### EXERCISE REQUIREMENTS
The expected output is every entry, copied exactly.

### DATASET ENTRIES
++++++++
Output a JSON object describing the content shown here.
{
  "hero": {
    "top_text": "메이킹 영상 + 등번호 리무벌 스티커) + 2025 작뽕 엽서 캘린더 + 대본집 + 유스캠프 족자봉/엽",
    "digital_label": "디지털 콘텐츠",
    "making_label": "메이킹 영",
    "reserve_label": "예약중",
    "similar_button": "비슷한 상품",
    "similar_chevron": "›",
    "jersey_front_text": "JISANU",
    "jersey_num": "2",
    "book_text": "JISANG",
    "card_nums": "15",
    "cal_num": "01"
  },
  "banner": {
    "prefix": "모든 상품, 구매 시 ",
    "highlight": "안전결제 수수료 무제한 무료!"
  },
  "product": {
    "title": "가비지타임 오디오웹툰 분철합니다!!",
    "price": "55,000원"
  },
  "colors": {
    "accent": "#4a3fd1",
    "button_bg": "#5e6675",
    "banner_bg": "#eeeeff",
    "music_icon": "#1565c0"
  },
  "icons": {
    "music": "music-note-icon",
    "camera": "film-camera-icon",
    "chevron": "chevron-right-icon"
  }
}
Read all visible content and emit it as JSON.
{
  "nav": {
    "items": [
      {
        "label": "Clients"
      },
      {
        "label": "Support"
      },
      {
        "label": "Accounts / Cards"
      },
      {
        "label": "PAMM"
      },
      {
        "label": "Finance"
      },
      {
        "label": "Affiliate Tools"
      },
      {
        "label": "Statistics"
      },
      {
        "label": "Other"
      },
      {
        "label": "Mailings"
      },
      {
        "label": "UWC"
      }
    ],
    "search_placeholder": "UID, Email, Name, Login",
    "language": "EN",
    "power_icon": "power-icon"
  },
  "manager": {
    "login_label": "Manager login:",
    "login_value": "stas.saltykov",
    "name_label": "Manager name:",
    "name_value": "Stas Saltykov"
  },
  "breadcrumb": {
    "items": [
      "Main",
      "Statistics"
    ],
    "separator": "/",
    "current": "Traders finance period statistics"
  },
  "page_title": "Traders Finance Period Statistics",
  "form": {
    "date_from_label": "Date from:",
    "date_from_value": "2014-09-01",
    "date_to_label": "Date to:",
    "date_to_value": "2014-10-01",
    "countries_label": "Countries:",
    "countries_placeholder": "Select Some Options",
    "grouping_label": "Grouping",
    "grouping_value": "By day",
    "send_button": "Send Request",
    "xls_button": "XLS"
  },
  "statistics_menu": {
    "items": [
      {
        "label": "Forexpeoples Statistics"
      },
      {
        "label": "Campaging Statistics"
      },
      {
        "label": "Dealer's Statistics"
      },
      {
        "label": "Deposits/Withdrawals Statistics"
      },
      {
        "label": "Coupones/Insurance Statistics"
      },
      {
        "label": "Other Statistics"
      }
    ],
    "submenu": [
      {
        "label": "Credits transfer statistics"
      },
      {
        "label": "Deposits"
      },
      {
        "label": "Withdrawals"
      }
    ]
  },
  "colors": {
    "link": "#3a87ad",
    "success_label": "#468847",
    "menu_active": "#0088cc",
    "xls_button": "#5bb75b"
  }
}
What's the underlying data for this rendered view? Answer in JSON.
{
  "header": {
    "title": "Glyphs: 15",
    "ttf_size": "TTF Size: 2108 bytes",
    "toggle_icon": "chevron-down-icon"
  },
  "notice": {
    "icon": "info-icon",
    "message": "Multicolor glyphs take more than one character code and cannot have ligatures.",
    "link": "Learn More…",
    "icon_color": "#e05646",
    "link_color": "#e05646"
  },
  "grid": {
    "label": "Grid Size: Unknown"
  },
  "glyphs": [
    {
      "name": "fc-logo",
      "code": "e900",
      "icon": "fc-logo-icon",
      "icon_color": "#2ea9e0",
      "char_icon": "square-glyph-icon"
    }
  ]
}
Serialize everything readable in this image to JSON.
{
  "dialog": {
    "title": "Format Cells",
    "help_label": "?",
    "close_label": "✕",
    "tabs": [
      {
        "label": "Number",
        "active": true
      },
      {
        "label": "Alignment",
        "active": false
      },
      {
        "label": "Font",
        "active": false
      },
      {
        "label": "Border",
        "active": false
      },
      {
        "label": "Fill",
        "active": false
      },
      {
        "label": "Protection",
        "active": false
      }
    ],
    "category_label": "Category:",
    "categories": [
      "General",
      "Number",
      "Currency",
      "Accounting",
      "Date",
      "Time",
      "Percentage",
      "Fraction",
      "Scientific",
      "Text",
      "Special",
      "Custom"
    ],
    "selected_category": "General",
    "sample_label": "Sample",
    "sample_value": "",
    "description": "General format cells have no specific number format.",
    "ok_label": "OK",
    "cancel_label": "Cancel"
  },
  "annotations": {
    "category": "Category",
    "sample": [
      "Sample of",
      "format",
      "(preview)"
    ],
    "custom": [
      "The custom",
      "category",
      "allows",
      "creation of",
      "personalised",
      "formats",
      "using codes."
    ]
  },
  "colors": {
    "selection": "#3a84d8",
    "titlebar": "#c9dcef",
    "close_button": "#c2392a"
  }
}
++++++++
### SOLUTION
Output a JSON object describing the content shown here.
{
  "hero": {
    "top_text": "메이킹 영상 + 등번호 리무벌 스티커) + 2025 작뽕 엽서 캘린더 + 대본집 + 유스캠프 족자봉/엽",
    "digital_label": "디지털 콘텐츠",
    "making_label": "메이킹 영",
    "reserve_label": "예약중",
    "similar_button": "비슷한 상품",
    "similar_chevron": "›",
    "jersey_front_text": "JISANU",
    "jersey_num": "2",
    "book_text": "JISANG",
    "card_nums": "15",
    "cal_num": "01"
  },
  "banner": {
    "prefix": "모든 상품, 구매 시 ",
    "highlight": "안전결제 수수료 무제한 무료!"
  },
  "product": {
    "title": "가비지타임 오디오웹툰 분철합니다!!",
    "price": "55,000원"
  },
  "colors": {
    "accent": "#4a3fd1",
    "button_bg": "#5e6675",
    "banner_bg": "#eeeeff",
    "music_icon": "#1565c0"
  },
  "icons": {
    "music": "music-note-icon",
    "camera": "film-camera-icon",
    "chevron": "chevron-right-icon"
  }
}
Read all visible content and emit it as JSON.
{
  "nav": {
    "items": [
      {
        "label": "Clients"
      },
      {
        "label": "Support"
      },
      {
        "label": "Accounts / Cards"
      },
      {
        "label": "PAMM"
      },
      {
        "label": "Finance"
      },
      {
        "label": "Affiliate Tools"
      },
      {
        "label": "Statistics"
      },
      {
        "label": "Other"
      },
      {
        "label": "Mailings"
      },
      {
        "label": "UWC"
      }
    ],
    "search_placeholder": "UID, Email, Name, Login",
    "language": "EN",
    "power_icon": "power-icon"
  },
  "manager": {
    "login_label": "Manager login:",
    "login_value": "stas.saltykov",
    "name_label": "Manager name:",
    "name_value": "Stas Saltykov"
  },
  "breadcrumb": {
    "items": [
      "Main",
      "Statistics"
    ],
    "separator": "/",
    "current": "Traders finance period statistics"
  },
  "page_title": "Traders Finance Period Statistics",
  "form": {
    "date_from_label": "Date from:",
    "date_from_value": "2014-09-01",
    "date_to_label": "Date to:",
    "date_to_value": "2014-10-01",
    "countries_label": "Countries:",
    "countries_placeholder": "Select Some Options",
    "grouping_label": "Grouping",
    "grouping_value": "By day",
    "send_button": "Send Request",
    "xls_button": "XLS"
  },
  "statistics_menu": {
    "items": [
      {
        "label": "Forexpeoples Statistics"
      },
      {
        "label": "Campaging Statistics"
      },
      {
        "label": "Dealer's Statistics"
      },
      {
        "label": "Deposits/Withdrawals Statistics"
      },
      {
        "label": "Coupones/Insurance Statistics"
      },
      {
        "label": "Other Statistics"
      }
    ],
    "submenu": [
      {
        "label": "Credits transfer statistics"
      },
      {
        "label": "Deposits"
      },
      {
        "label": "Withdrawals"
      }
    ]
  },
  "colors": {
    "link": "#3a87ad",
    "success_label": "#468847",
    "menu_active": "#0088cc",
    "xls_button": "#5bb75b"
  }
}
What's the underlying data for this rendered view? Answer in JSON.
{
  "header": {
    "title": "Glyphs: 15",
    "ttf_size": "TTF Size: 2108 bytes",
    "toggle_icon": "chevron-down-icon"
  },
  "notice": {
    "icon": "info-icon",
    "message": "Multicolor glyphs take more than one character code and cannot have ligatures.",
    "link": "Learn More…",
    "icon_color": "#e05646",
    "link_color": "#e05646"
  },
  "grid": {
    "label": "Grid Size: Unknown"
  },
  "glyphs": [
    {
      "name": "fc-logo",
      "code": "e900",
      "icon": "fc-logo-icon",
      "icon_color": "#2ea9e0",
      "char_icon": "square-glyph-icon"
    }
  ]
}
Serialize everything readable in this image to JSON.
{
  "dialog": {
    "title": "Format Cells",
    "help_label": "?",
    "close_label": "✕",
    "tabs": [
      {
        "label": "Number",
        "active": true
      },
      {
        "label": "Alignment",
        "active": false
      },
      {
        "label": "Font",
        "active": false
      },
      {
        "label": "Border",
        "active": false
      },
      {
        "label": "Fill",
        "active": false
      },
      {
        "label": "Protection",
        "active": false
      }
    ],
    "category_label": "Category:",
    "categories": [
      "General",
      "Number",
      "Currency",
      "Accounting",
      "Date",
      "Time",
      "Percentage",
      "Fraction",
      "Scientific",
      "Text",
      "Special",
      "Custom"
    ],
    "selected_category": "General",
    "sample_label": "Sample",
    "sample_value": "",
    "description": "General format cells have no specific number format.",
    "ok_label": "OK",
    "cancel_label": "Cancel"
  },
  "annotations": {
    "category": "Category",
    "sample": [
      "Sample of",
      "format",
      "(preview)"
    ],
    "custom": [
      "The custom",
      "category",
      "allows",
      "creation of",
      "personalised",
      "formats",
      "using codes."
    ]
  },
  "colors": {
    "selection": "#3a84d8",
    "titlebar": "#c9dcef",
    "close_button": "#c2392a"
  }
}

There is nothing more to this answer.